# [YOUR INSTRUCTIONS]
Your answer should be the lines of the data below that contain "plants".

# [ENTRIES PROVIDED]
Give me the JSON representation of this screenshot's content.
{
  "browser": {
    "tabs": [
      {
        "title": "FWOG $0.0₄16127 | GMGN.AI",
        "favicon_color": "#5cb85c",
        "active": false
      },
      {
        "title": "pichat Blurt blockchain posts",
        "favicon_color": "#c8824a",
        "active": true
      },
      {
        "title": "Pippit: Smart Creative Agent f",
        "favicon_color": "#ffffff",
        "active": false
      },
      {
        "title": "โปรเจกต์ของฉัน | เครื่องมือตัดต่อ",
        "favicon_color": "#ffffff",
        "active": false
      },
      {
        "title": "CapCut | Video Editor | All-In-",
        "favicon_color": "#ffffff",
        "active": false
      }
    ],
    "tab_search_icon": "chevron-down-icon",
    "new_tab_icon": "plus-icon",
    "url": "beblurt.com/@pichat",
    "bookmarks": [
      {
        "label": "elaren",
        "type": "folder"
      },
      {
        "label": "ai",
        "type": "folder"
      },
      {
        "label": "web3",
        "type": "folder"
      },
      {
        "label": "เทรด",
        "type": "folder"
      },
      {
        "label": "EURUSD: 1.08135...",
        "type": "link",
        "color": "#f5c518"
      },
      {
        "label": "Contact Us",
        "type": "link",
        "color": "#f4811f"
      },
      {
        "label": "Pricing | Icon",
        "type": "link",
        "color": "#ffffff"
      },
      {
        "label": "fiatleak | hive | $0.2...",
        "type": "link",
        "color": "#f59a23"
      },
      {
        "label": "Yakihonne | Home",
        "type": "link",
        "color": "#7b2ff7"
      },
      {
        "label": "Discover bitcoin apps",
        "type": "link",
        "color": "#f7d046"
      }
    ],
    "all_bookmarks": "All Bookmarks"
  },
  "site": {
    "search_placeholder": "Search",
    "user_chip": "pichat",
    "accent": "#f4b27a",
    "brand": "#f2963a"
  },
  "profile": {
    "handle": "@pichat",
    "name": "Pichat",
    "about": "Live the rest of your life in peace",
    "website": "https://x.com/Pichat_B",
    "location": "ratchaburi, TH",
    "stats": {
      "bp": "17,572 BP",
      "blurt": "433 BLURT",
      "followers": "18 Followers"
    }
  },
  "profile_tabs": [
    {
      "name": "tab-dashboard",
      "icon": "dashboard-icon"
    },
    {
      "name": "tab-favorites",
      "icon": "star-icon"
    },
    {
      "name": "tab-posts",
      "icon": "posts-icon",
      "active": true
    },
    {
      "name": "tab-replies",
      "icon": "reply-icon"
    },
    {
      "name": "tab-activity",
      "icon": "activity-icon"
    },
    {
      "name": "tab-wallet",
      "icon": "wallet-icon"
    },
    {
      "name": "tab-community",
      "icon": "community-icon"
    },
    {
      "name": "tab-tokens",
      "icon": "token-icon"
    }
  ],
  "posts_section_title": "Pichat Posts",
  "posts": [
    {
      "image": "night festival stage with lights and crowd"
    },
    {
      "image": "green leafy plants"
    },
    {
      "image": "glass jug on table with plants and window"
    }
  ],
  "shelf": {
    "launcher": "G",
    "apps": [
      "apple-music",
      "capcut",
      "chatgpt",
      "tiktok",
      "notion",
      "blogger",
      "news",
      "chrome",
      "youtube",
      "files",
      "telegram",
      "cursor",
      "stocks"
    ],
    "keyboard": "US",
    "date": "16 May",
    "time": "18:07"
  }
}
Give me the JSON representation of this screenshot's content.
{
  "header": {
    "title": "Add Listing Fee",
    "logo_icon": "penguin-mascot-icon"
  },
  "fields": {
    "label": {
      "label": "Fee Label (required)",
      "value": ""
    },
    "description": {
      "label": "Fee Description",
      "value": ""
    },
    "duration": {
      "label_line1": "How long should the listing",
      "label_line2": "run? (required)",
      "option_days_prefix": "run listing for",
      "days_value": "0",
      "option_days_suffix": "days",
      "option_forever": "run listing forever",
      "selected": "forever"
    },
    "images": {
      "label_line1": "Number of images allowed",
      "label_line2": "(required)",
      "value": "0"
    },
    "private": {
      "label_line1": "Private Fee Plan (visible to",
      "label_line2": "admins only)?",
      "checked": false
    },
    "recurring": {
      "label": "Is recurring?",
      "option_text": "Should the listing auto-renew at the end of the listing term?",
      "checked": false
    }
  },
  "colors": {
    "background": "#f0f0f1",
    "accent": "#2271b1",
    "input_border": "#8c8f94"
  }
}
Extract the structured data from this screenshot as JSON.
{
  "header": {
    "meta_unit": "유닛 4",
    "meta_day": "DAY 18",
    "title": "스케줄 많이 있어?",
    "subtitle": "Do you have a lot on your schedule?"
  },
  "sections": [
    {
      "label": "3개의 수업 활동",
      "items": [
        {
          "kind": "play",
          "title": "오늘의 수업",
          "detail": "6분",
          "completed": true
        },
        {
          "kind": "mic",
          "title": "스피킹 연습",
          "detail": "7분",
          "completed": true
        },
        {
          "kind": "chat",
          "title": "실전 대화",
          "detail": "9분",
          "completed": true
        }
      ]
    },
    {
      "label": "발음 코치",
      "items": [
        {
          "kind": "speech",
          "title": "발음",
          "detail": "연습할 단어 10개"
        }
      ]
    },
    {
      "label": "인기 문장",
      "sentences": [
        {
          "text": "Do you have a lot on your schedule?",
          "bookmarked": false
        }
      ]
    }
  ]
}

# [SOLUTION]
      "image": "green leafy plants"
      "image": "glass jug on table with plants and window"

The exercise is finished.